Neuropsychology addresses basic, fundamental questions about the human condition, which we have never had the knowledge or tools to look at before. An individual neuropsychologist can focus in on any number of areas, ranging from dementia to disorders of infancy and childhood; from sociopathic presentations to depression and schizophrenia; from autism and ADHD to learning disorders, and such. In a way, we are trying to address the question of why are people are the way they are, why do they have the difficulties they do, and what can be done to ameliorate them.

Can you tell us about the Fielding Graduate University’s APA-accredited program? What is your role at Fielding?  

I designed this program so that it would be the one I wanted when I first entered the field. The objective is to train students to become proficient journeyman neuropsychologists, and to give them the essential tools and knowledge to practice independently and effectively. At the time, I had no idea what a pull it would be for students applying to Fielding. As the current Director of the Neuropsychology Concentration, I feel that research is an important aspect of neuropsychology, and I encourage students to conduct research to find the answers to their questions. We have had some 35 students author or coauthor scientific papers or presentations in the past five years. 

Why did you personally pursue a career in the field of Neuropsychology?

My initial PhD. was in physiological psychology – trying to find out how the brain works and what can go wrong (e.g., epilepsy). I found I could get more done using humans as subjects rather than monkeys and such, so I went back to school to complete the clinical training to add that to my armamentarium. I already had an insatiable appetite for research and this opened a lot of gates to address the basic questions I had. My animal work had mostly been on the higher cortical areas, which are the black boxes in neuropsychology. This helped a lot. Recently I have started working on how individuals with brain damage think, or how velociraptors think. 

What advice would you have for students wishing to enter this field, (specifically Neuropsychology)?

You have to have a curiosity that is almost unstoppable and a desire to learn how the brain works. You should develop a strong background in clinical psychology and an ability to evaluate patients to find out just what is going on, as opposed to what they can talk about.

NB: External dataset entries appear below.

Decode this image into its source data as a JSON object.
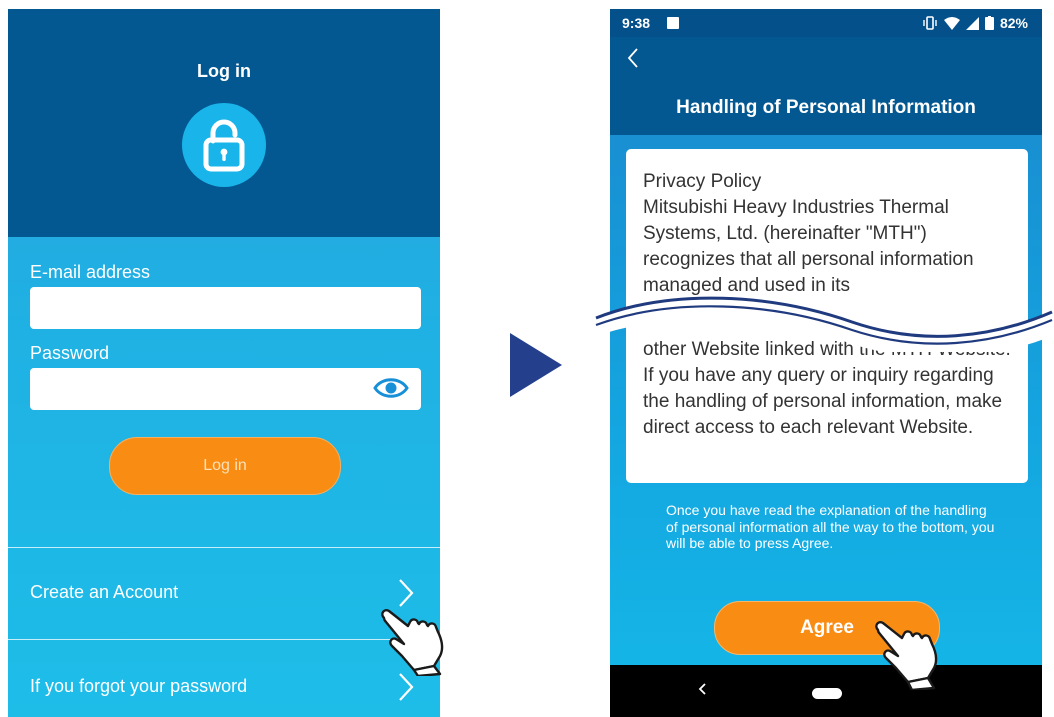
{
  "login": {
    "title": "Log in",
    "email_label": "E-mail address",
    "email_value": "",
    "password_label": "Password",
    "password_value": "",
    "login_button": "Log in",
    "create_account": "Create an Account",
    "forgot_password": "If you forgot your password"
  },
  "status": {
    "time": "9:38",
    "battery": "82%"
  },
  "privacy": {
    "title": "Handling of Personal Information",
    "text_top": "Privacy Policy\nMitsubishi Heavy Industries Thermal Systems, Ltd. (hereinafter \"MTH\") recognizes that all personal information managed and used in its",
    "text_bottom": "other Website linked with the MTH Website. If you have any query or inquiry regarding the handling of personal information, make direct access to each relevant Website.",
    "note": "Once you have read the explanation of the handling of personal information all the way to the bottom, you will be able to press Agree.",
    "agree_button": "Agree"
  },
  "icons": {
    "lock": "unlocked-padlock-icon",
    "eye": "eye-icon",
    "chevron": "chevron-right-icon",
    "back": "back-arrow-icon",
    "hand": "pointing-hand-icon",
    "arrow": "flow-arrow-icon"
  },
  "colors": {
    "header_blue": "#035891",
    "accent_orange": "#f98c13",
    "light_blue": "#1fb1e3"
  }
}
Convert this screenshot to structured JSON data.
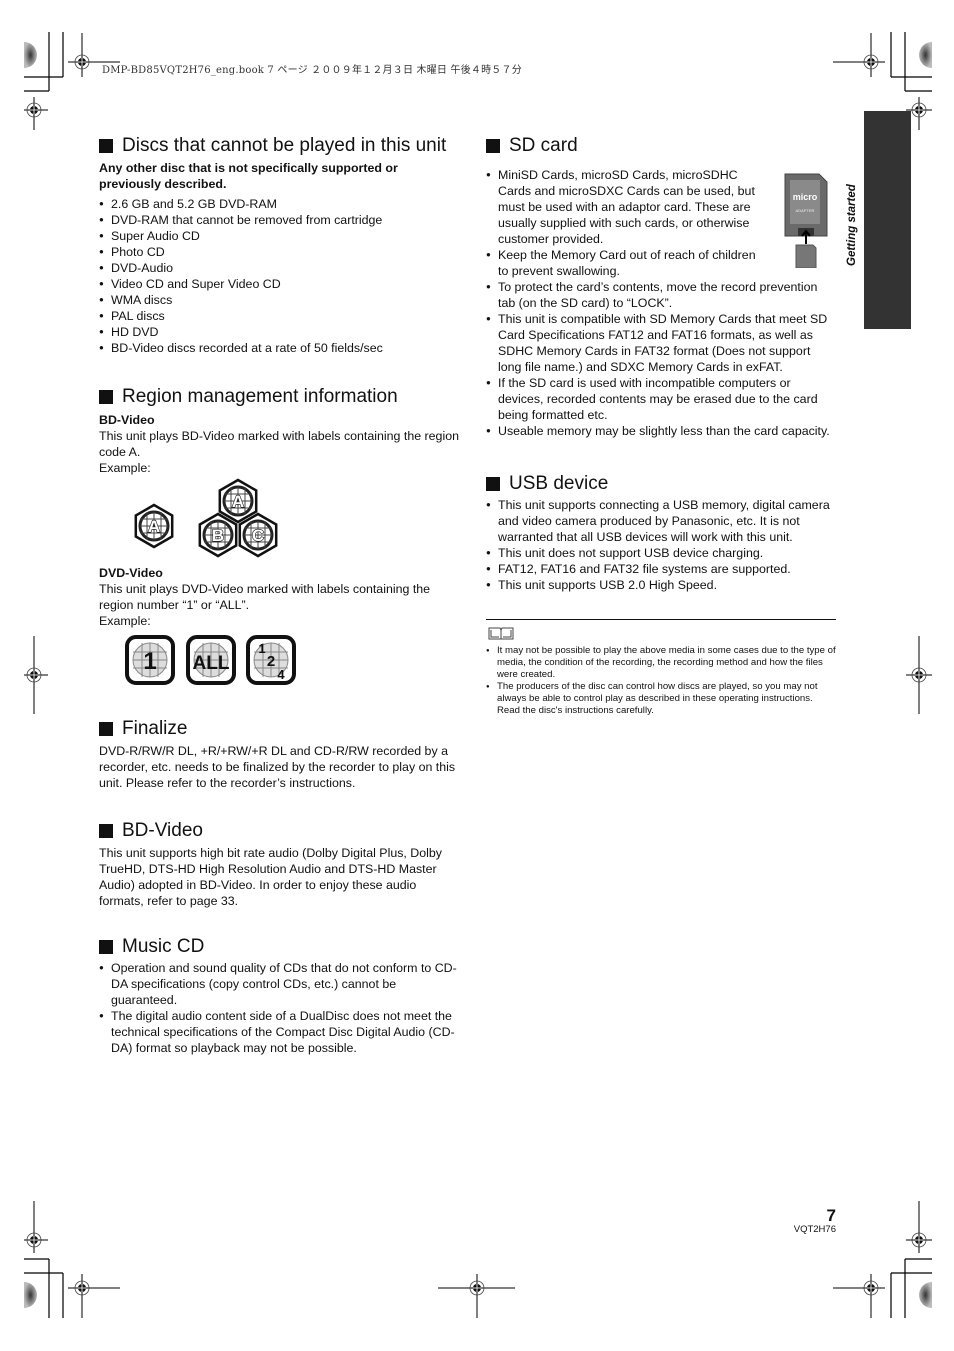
{
  "header": {
    "print_line": "DMP-BD85VQT2H76_eng.book  7 ページ  ２００９年１２月３日  木曜日  午後４時５７分"
  },
  "side_tab": {
    "label": "Getting started",
    "color": "#333333"
  },
  "left": {
    "discs": {
      "title": "Discs that cannot be played in this unit",
      "intro": "Any other disc that is not specifically supported or previously described.",
      "items": [
        "2.6 GB and 5.2 GB DVD-RAM",
        "DVD-RAM that cannot be removed from cartridge",
        "Super Audio CD",
        "Photo CD",
        "DVD-Audio",
        "Video CD and Super Video CD",
        "WMA discs",
        "PAL discs",
        "HD DVD",
        "BD-Video discs recorded at a rate of 50 fields/sec"
      ]
    },
    "region": {
      "title": "Region management information",
      "bd_label": "BD-Video",
      "bd_text": "This unit plays BD-Video marked with labels containing the region code A.",
      "bd_example": "Example:",
      "bd_logos": [
        [
          "A"
        ],
        [
          "A",
          "B",
          "C"
        ]
      ],
      "dvd_label": "DVD-Video",
      "dvd_text": "This unit plays DVD-Video marked with labels containing the region number “1” or “ALL”.",
      "dvd_example": "Example:",
      "dvd_logos": [
        {
          "main": "1"
        },
        {
          "main": "ALL"
        },
        {
          "top": "1",
          "mid": "2",
          "bot": "4"
        }
      ]
    },
    "finalize": {
      "title": "Finalize",
      "text": "DVD-R/RW/R DL, +R/+RW/+R DL and CD-R/RW recorded by a recorder, etc. needs to be finalized by the recorder to play on this unit. Please refer to the recorder’s instructions."
    },
    "bdvideo": {
      "title": "BD-Video",
      "text": "This unit supports high bit rate audio (Dolby Digital Plus, Dolby TrueHD, DTS-HD High Resolution Audio and DTS-HD Master Audio) adopted in BD-Video. In order to enjoy these audio formats, refer to page 33."
    },
    "musiccd": {
      "title": "Music CD",
      "items": [
        "Operation and sound quality of CDs that do not conform to CD-DA specifications (copy control CDs, etc.) cannot be guaranteed.",
        "The digital audio content side of a DualDisc does not meet the technical specifications of the Compact Disc Digital Audio (CD-DA) format so playback may not be possible."
      ]
    }
  },
  "right": {
    "sdcard": {
      "title": "SD card",
      "items": [
        "MiniSD Cards, microSD Cards, microSDHC Cards and microSDXC Cards can be used, but must be used with an adaptor card. These are usually supplied with such cards, or otherwise customer provided.",
        "Keep the Memory Card out of reach of children to prevent swallowing.",
        "To protect the card’s contents, move the record prevention tab (on the SD card) to “LOCK”.",
        "This unit is compatible with SD Memory Cards that meet SD Card Specifications FAT12 and FAT16 formats, as well as SDHC Memory Cards in FAT32 format (Does not support long file name.) and SDXC Memory Cards in exFAT.",
        "If the SD card is used with incompatible computers or devices, recorded contents may be erased due to the card being formatted etc.",
        "Useable memory may be slightly less than the card capacity."
      ],
      "image_brand": "micro SD",
      "image_adapter": "ADAPTER"
    },
    "usb": {
      "title": "USB device",
      "items": [
        "This unit supports connecting a USB memory, digital camera and video camera produced by Panasonic, etc. It is not warranted that all USB devices will work with this unit.",
        "This unit does not support USB device charging.",
        "FAT12, FAT16 and FAT32 file systems are supported.",
        "This unit supports USB 2.0 High Speed."
      ]
    },
    "notes": {
      "icon": "book-icon",
      "items": [
        "It may not be possible to play the above media in some cases due to the type of media, the condition of the recording, the recording method and how the files were created.",
        "The producers of the disc can control how discs are played, so you may not always be able to control play as described in these operating instructions. Read the disc's instructions carefully."
      ]
    }
  },
  "footer": {
    "page_number": "7",
    "doc_code": "VQT2H76"
  }
}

Be willing to work long and hard, to observe as much as you can and to learn from others what it is that you are observing.

Learn more about becoming a neuropsychologist.